Bush was president during two downturns, the mild one in 2001 and the Great Recession, which lasted from late 2007 to mid 2009, according to the AP. The book, which Baker dubs “a wonky paean to free enterprise,” is part of Bush’s strategy to gradually reenter the limelight, Baker wrote.
At the American Prospect, Paul Waldman opined that Bush might not have all the answers:
This week will see the release of The 4% Solution: Unleashing the Economic Growth America Needs, a collection of essays from the George W. Bush Institute with a forward by the former president himself. It’s true that annual GDP growth never actually reached 4 percent during Bush’s two terms in office, and averaged only 2.4 percent even if we generously exclude the disastrous year of 2008. But look at it this way: Who knows more about what the president ought to do about the economy than Dubya does? After all, there’s only one living American (Bill Clinton) with as much experience being president, so Bush must have the answers we need.
A ridiculous argument? Of course. That’s because experience only gets you so far. It’s obviously a good thing, all else being equal, for the president to know a lot about the economy, just as it’s a good thing for him to know a lot about foreign affairs or domestic policy.

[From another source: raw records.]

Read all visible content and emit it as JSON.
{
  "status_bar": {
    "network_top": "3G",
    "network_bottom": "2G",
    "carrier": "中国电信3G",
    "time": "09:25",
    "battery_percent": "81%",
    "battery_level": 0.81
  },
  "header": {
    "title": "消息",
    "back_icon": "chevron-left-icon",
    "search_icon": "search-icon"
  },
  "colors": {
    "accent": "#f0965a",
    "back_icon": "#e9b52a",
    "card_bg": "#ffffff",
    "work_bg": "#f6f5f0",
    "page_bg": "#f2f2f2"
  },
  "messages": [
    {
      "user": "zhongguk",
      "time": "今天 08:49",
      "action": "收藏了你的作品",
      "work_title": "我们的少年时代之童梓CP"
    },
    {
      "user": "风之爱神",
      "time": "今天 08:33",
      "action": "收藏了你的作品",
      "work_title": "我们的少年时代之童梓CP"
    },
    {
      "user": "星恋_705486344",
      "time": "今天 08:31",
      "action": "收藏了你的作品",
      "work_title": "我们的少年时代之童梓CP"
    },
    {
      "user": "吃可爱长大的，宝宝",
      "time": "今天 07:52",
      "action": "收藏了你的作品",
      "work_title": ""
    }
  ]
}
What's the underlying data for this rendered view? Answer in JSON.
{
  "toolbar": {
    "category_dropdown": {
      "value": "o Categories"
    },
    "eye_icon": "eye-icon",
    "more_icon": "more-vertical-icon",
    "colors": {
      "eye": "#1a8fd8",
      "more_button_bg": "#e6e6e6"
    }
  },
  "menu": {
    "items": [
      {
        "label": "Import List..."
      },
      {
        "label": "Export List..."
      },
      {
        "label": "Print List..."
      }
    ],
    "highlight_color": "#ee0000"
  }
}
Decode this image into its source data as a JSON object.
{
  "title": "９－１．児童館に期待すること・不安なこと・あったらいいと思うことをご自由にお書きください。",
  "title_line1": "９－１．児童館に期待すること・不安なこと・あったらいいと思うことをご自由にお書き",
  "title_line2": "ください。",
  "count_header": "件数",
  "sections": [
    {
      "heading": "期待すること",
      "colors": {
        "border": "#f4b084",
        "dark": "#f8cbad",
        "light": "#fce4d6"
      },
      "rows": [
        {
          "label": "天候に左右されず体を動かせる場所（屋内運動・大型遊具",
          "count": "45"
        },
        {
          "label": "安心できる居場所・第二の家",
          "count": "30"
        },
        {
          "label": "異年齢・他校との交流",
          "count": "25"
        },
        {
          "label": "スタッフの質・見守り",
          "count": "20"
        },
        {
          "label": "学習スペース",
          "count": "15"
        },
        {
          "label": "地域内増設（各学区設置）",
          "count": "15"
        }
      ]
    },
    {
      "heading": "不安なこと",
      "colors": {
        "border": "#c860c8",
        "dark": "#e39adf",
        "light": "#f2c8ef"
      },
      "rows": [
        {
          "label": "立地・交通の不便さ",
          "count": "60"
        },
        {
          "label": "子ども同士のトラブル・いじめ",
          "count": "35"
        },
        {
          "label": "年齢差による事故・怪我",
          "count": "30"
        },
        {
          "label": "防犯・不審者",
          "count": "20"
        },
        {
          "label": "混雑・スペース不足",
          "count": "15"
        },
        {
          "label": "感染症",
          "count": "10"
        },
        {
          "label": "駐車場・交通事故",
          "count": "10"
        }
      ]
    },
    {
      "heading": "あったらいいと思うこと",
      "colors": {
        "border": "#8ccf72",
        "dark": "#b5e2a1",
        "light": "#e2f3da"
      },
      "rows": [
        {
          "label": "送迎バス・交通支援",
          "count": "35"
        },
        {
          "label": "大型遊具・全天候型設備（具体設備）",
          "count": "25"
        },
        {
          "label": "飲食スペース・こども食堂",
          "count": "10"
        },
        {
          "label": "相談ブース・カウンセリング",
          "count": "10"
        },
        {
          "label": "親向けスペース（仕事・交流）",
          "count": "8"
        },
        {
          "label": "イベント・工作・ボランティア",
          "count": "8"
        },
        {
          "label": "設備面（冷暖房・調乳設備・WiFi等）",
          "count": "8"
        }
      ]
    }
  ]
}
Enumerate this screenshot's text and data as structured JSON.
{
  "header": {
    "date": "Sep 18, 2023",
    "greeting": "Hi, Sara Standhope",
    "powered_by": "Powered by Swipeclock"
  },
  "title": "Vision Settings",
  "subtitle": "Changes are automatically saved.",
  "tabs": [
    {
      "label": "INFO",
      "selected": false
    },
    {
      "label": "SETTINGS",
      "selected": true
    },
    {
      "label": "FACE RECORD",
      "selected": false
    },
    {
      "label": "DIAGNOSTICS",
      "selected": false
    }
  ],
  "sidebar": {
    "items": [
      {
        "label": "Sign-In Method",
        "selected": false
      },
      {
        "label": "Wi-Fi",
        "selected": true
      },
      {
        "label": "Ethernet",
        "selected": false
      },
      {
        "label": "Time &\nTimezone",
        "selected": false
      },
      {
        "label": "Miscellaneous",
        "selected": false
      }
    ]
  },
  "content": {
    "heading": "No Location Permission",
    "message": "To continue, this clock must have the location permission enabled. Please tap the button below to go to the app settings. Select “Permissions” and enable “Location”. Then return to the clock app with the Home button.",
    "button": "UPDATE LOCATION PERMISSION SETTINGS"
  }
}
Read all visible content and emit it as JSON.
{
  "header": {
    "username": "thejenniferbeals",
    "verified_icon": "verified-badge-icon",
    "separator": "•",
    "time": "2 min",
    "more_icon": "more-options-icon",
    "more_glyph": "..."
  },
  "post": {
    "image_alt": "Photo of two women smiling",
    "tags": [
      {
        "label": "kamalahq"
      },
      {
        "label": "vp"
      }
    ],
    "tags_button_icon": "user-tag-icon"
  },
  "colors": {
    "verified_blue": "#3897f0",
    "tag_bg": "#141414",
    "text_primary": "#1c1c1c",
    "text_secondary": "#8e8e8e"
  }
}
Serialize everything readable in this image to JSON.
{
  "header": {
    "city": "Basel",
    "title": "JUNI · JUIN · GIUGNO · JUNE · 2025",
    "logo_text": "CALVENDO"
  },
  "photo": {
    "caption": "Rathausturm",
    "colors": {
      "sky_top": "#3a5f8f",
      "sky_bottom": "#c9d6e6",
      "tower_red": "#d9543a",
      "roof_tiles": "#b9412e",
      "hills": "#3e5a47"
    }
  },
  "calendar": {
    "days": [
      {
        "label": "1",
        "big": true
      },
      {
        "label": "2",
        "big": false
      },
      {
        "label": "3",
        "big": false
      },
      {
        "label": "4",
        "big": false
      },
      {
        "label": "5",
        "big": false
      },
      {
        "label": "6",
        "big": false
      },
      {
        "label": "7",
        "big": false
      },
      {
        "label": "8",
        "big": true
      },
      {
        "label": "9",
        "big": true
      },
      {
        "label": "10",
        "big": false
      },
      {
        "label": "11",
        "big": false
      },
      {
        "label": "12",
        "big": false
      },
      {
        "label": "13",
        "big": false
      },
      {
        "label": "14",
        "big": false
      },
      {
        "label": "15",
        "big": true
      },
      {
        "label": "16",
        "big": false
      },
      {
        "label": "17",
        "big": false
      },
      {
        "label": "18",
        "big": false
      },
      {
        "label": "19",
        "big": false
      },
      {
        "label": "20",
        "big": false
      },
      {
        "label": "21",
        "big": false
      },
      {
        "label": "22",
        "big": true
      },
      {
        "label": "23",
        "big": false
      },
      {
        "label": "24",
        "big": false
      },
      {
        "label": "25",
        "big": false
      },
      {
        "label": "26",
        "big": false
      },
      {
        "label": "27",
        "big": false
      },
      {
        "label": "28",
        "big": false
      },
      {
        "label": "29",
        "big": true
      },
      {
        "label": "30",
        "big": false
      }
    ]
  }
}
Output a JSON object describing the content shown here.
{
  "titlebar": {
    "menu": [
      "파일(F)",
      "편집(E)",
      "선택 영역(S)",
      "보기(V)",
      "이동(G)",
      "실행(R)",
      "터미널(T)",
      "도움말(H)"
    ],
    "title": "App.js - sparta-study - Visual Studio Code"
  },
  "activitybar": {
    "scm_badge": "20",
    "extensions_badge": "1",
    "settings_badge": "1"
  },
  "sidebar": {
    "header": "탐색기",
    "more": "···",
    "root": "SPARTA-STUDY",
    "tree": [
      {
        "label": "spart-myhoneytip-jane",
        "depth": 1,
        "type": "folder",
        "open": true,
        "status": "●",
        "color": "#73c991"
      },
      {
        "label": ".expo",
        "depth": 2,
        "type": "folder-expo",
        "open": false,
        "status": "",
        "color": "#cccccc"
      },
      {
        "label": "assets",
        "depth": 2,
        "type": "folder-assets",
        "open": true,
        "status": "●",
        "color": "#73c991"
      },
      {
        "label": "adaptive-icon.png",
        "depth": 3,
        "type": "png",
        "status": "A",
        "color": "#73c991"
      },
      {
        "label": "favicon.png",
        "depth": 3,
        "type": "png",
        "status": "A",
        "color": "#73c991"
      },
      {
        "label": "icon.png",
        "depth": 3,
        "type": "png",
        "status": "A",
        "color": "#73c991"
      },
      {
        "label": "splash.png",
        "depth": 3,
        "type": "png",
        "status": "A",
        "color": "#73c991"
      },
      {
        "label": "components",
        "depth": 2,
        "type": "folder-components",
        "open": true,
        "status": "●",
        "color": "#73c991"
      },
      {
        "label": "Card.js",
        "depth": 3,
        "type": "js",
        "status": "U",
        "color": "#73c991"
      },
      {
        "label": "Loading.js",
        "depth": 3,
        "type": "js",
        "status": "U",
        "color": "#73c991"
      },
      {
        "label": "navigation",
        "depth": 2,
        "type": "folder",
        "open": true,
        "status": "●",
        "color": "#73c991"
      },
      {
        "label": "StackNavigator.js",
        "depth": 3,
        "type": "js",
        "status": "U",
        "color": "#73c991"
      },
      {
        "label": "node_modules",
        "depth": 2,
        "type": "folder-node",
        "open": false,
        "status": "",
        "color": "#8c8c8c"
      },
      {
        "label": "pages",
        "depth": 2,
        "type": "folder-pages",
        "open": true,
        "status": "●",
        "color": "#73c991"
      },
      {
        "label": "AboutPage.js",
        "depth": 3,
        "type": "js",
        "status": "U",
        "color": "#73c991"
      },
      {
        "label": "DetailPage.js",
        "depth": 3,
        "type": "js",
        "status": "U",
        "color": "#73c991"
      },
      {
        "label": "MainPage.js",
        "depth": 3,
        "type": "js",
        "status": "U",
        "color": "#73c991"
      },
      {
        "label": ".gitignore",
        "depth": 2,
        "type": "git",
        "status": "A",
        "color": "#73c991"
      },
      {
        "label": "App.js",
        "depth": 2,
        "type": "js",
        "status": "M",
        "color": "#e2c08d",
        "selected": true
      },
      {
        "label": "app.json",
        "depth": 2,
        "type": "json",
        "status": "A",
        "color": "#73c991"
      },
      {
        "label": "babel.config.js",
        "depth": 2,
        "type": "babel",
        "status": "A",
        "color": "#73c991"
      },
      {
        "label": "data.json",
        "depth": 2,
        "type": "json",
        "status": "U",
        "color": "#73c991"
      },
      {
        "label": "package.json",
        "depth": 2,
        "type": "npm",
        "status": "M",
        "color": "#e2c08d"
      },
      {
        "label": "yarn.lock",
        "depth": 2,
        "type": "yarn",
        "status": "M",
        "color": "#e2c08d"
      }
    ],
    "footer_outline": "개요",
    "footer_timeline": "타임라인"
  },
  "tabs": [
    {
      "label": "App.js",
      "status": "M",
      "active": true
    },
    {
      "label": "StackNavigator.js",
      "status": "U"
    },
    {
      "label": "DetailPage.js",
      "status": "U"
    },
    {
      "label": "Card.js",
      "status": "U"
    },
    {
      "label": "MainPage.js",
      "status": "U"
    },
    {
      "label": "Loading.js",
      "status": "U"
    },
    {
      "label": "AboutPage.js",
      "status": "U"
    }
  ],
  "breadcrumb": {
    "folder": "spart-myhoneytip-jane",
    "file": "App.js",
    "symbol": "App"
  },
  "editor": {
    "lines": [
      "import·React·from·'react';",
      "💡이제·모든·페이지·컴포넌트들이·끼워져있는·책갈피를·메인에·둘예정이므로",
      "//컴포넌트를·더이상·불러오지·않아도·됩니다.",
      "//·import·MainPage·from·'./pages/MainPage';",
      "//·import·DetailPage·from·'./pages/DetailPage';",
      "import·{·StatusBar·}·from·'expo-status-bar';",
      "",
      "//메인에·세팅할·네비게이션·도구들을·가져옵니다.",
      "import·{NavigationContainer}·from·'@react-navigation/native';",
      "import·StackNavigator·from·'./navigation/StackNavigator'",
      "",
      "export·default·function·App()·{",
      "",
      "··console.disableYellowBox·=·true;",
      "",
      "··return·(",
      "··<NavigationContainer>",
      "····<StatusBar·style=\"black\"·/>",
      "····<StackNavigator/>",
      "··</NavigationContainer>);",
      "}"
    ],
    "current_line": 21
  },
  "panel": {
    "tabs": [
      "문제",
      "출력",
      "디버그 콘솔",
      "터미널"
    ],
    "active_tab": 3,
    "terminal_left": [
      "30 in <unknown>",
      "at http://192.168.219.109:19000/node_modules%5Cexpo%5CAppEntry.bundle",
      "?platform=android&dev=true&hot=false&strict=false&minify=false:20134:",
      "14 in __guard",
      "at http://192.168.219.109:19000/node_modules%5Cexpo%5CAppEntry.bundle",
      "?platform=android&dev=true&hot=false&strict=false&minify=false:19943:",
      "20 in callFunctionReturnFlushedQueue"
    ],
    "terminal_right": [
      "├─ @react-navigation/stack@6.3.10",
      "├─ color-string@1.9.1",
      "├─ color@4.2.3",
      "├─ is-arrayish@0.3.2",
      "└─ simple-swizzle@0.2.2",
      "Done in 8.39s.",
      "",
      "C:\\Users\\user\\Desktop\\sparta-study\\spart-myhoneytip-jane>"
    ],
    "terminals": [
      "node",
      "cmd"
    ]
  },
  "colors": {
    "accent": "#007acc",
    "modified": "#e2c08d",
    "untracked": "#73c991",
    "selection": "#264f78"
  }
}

But the truth is that although the government has to solve many practical problems and it’s important to have smart, knowledgeable people in government to work on them, the presidency is not a technocratic position.
But it seems like James K. Glassman, the founding executive director of the George W. Bush Institute, would disagree with that assessment. “This is not a backward-looking book. …We hope that the book will be a centerpiece of conversation and debate about economic policy in the campaign and beyond.”